==== RAW DATA

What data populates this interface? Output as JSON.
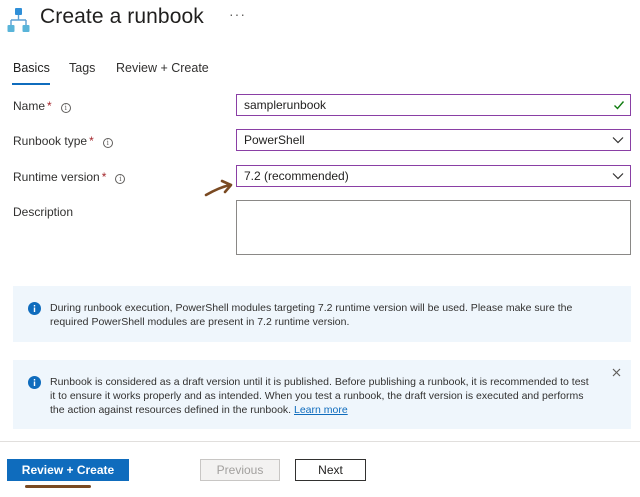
{
  "header": {
    "title": "Create a runbook",
    "more_label": "···",
    "icon": "runbook-hierarchy-icon"
  },
  "tabs": [
    {
      "label": "Basics",
      "active": true
    },
    {
      "label": "Tags",
      "active": false
    },
    {
      "label": "Review + Create",
      "active": false
    }
  ],
  "form": {
    "name": {
      "label": "Name",
      "required": "*",
      "value": "samplerunbook",
      "valid": true
    },
    "runbook_type": {
      "label": "Runbook type",
      "required": "*",
      "value": "PowerShell"
    },
    "runtime_version": {
      "label": "Runtime version",
      "required": "*",
      "value": "7.2 (recommended)"
    },
    "description": {
      "label": "Description",
      "value": ""
    }
  },
  "info_runtime": {
    "text": "During runbook execution, PowerShell modules targeting 7.2 runtime version will be used. Please make sure the required PowerShell modules are present in 7.2 runtime version."
  },
  "info_draft": {
    "text": "Runbook is considered as a draft version until it is published. Before publishing a runbook, it is recommended to test it to ensure it works properly and as intended. When you test a runbook, the draft version is executed and performs the action against resources defined in the runbook.",
    "link": "Learn more"
  },
  "footer": {
    "review_create": "Review + Create",
    "previous": "Previous",
    "next": "Next"
  },
  "colors": {
    "accent": "#0f6cbd",
    "focus_border": "#8a3fa5",
    "info_bg": "#eff6fc",
    "valid": "#107c10",
    "annotation": "#7a4a22"
  }
}
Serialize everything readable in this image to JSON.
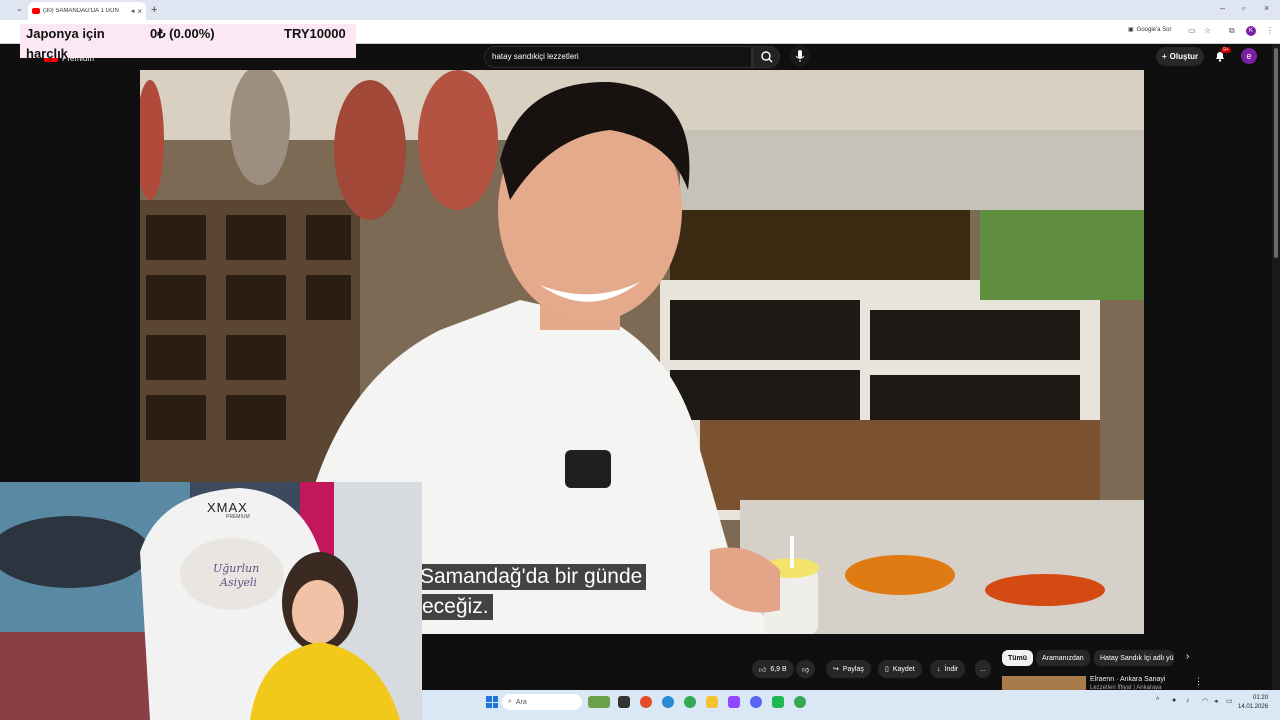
{
  "browser": {
    "tab_title": "(30) SAMANDAĞ'DA 1 GÜN",
    "google_sor": "Google'a Sor",
    "profile_initial": "K"
  },
  "overlay": {
    "line1": "Japonya için",
    "line2": "harçlık",
    "amount": "0₺ (0.00%)",
    "target": "TRY10000"
  },
  "youtube": {
    "logo_text": "Premium",
    "search_value": "hatay sandıkiçi lezzetleri",
    "create_label": "Oluştur",
    "notification_badge": "9+",
    "avatar_initial": "e"
  },
  "video": {
    "subtitle_line1": "Samandağ'da bir günde",
    "subtitle_line2": "eceğiz."
  },
  "webcam": {
    "chair_brand": "XMAX",
    "chair_sub": "PREMIUM",
    "pillow_line1": "Uğurlun",
    "pillow_line2": "Asiyeli"
  },
  "actions": {
    "like_count": "6,9 B",
    "share": "Paylaş",
    "save": "Kaydet",
    "download": "İndir",
    "more": "..."
  },
  "chips": [
    "Tümü",
    "Aramanızdan",
    "Hatay Sandık İçi adlı yü"
  ],
  "recommendation": {
    "title": "Elraenn · Ankara Sanayi",
    "subtitle": "Lezzetleri İftiyat | Ankaraya"
  },
  "taskbar": {
    "search_placeholder": "Ara",
    "time": "01:20",
    "date": "14.01.2026"
  },
  "colors": {
    "youtube_red": "#ff0000",
    "overlay_pink": "#fbe8f3",
    "hoodie_yellow": "#f2c81a"
  }
}
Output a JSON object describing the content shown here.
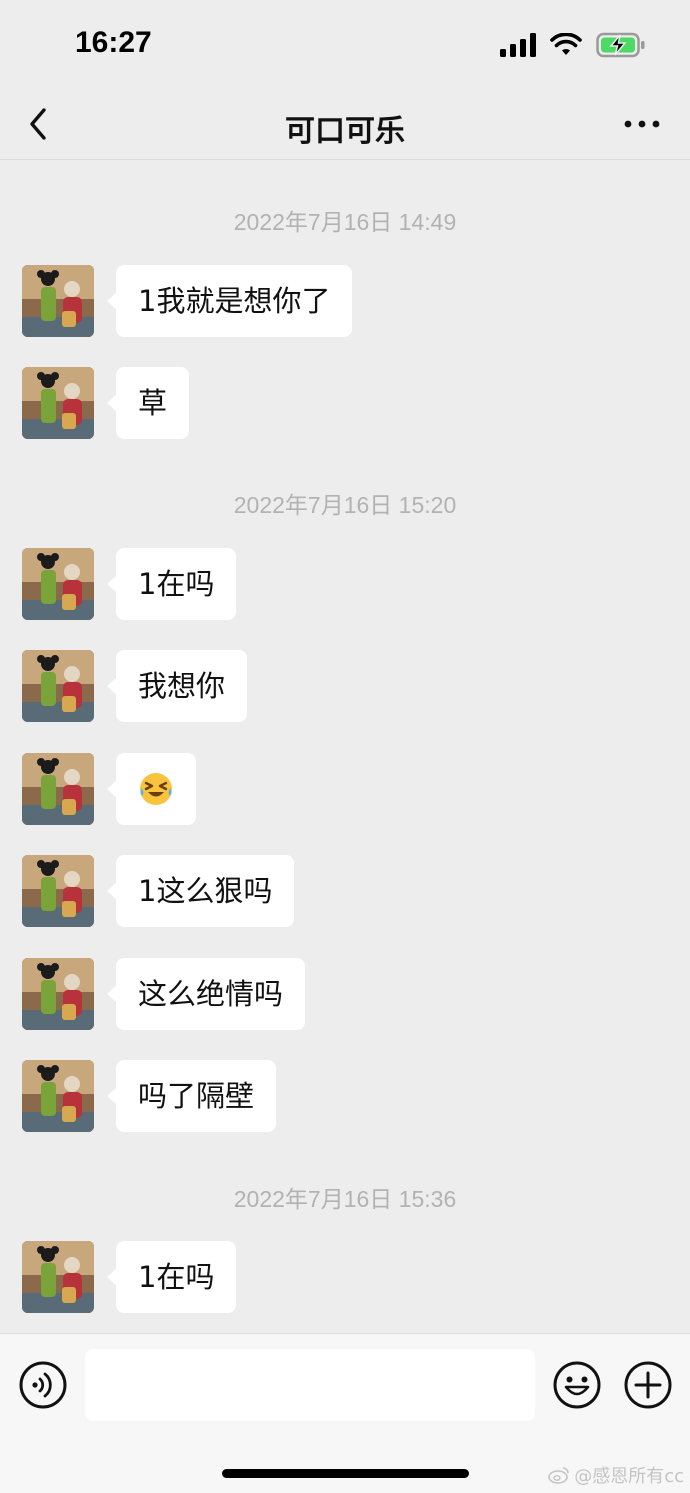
{
  "status_bar": {
    "time": "16:27"
  },
  "nav": {
    "title": "可口可乐"
  },
  "chat": {
    "timestamps": [
      "2022年7月16日 14:49",
      "2022年7月16日 15:20",
      "2022年7月16日 15:36"
    ],
    "messages": [
      {
        "text": "1我就是想你了"
      },
      {
        "text": "草"
      },
      {
        "text": "1在吗"
      },
      {
        "text": "我想你"
      },
      {
        "text": "",
        "emoji": "grinning-squint-tears-emoji"
      },
      {
        "text": "1这么狠吗"
      },
      {
        "text": "这么绝情吗"
      },
      {
        "text": "吗了隔壁"
      },
      {
        "text": "1在吗"
      }
    ]
  },
  "input_bar": {
    "value": "",
    "placeholder": ""
  },
  "watermark": {
    "text": "@感恩所有cc"
  },
  "colors": {
    "background": "#ededed",
    "bubble": "#ffffff",
    "timestamp": "#b2b2b2",
    "battery": "#4cd964"
  }
}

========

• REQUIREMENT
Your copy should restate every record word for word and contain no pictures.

• WRITTEN ANSWER
What data populates this interface? Output as JSON.
{
  "header": {
    "title": "Create a runbook",
    "more_label": "···",
    "icon": "runbook-hierarchy-icon"
  },
  "tabs": [
    {
      "label": "Basics",
      "active": true
    },
    {
      "label": "Tags",
      "active": false
    },
    {
      "label": "Review + Create",
      "active": false
    }
  ],
  "form": {
    "name": {
      "label": "Name",
      "required": "*",
      "value": "samplerunbook",
      "valid": true
    },
    "runbook_type": {
      "label": "Runbook type",
      "required": "*",
      "value": "PowerShell"
    },
    "runtime_version": {
      "label": "Runtime version",
      "required": "*",
      "value": "7.2 (recommended)"
    },
    "description": {
      "label": "Description",
      "value": ""
    }
  },
  "info_runtime": {
    "text": "During runbook execution, PowerShell modules targeting 7.2 runtime version will be used. Please make sure the required PowerShell modules are present in 7.2 runtime version."
  },
  "info_draft": {
    "text": "Runbook is considered as a draft version until it is published. Before publishing a runbook, it is recommended to test it to ensure it works properly and as intended. When you test a runbook, the draft version is executed and performs the action against resources defined in the runbook.",
    "link": "Learn more"
  },
  "footer": {
    "review_create": "Review + Create",
    "previous": "Previous",
    "next": "Next"
  },
  "colors": {
    "accent": "#0f6cbd",
    "focus_border": "#8a3fa5",
    "info_bg": "#eff6fc",
    "valid": "#107c10",
    "annotation": "#7a4a22"
  }
}
Serialize everything readable in this image to JSON.
{
  "browser": {
    "tab_title": "(30) SAMANDAĞ'DA 1 GÜN",
    "google_sor": "Google'a Sor",
    "profile_initial": "K"
  },
  "overlay": {
    "line1": "Japonya için",
    "line2": "harçlık",
    "amount": "0₺ (0.00%)",
    "target": "TRY10000"
  },
  "youtube": {
    "logo_text": "Premium",
    "search_value": "hatay sandıkiçi lezzetleri",
    "create_label": "Oluştur",
    "notification_badge": "9+",
    "avatar_initial": "e"
  },
  "video": {
    "subtitle_line1": "Samandağ'da bir günde",
    "subtitle_line2": "eceğiz."
  },
  "webcam": {
    "chair_brand": "XMAX",
    "chair_sub": "PREMIUM",
    "pillow_line1": "Uğurlun",
    "pillow_line2": "Asiyeli"
  },
  "actions": {
    "like_count": "6,9 B",
    "share": "Paylaş",
    "save": "Kaydet",
    "download": "İndir",
    "more": "..."
  },
  "chips": [
    "Tümü",
    "Aramanızdan",
    "Hatay Sandık İçi adlı yü"
  ],
  "recommendation": {
    "title": "Elraenn · Ankara Sanayi",
    "subtitle": "Lezzetleri İftiyat | Ankaraya"
  },
  "taskbar": {
    "search_placeholder": "Ara",
    "time": "01:20",
    "date": "14.01.2026"
  },
  "colors": {
    "youtube_red": "#ff0000",
    "overlay_pink": "#fbe8f3",
    "hoodie_yellow": "#f2c81a"
  }
}
Output a JSON object describing the content shown here.
{
  "status_bar": {
    "time": "16:27"
  },
  "nav": {
    "title": "可口可乐"
  },
  "chat": {
    "timestamps": [
      "2022年7月16日 14:49",
      "2022年7月16日 15:20",
      "2022年7月16日 15:36"
    ],
    "messages": [
      {
        "text": "1我就是想你了"
      },
      {
        "text": "草"
      },
      {
        "text": "1在吗"
      },
      {
        "text": "我想你"
      },
      {
        "text": "",
        "emoji": "grinning-squint-tears-emoji"
      },
      {
        "text": "1这么狠吗"
      },
      {
        "text": "这么绝情吗"
      },
      {
        "text": "吗了隔壁"
      },
      {
        "text": "1在吗"
      }
    ]
  },
  "input_bar": {
    "value": "",
    "placeholder": ""
  },
  "watermark": {
    "text": "@感恩所有cc"
  },
  "colors": {
    "background": "#ededed",
    "bubble": "#ffffff",
    "timestamp": "#b2b2b2",
    "battery": "#4cd964"
  }
}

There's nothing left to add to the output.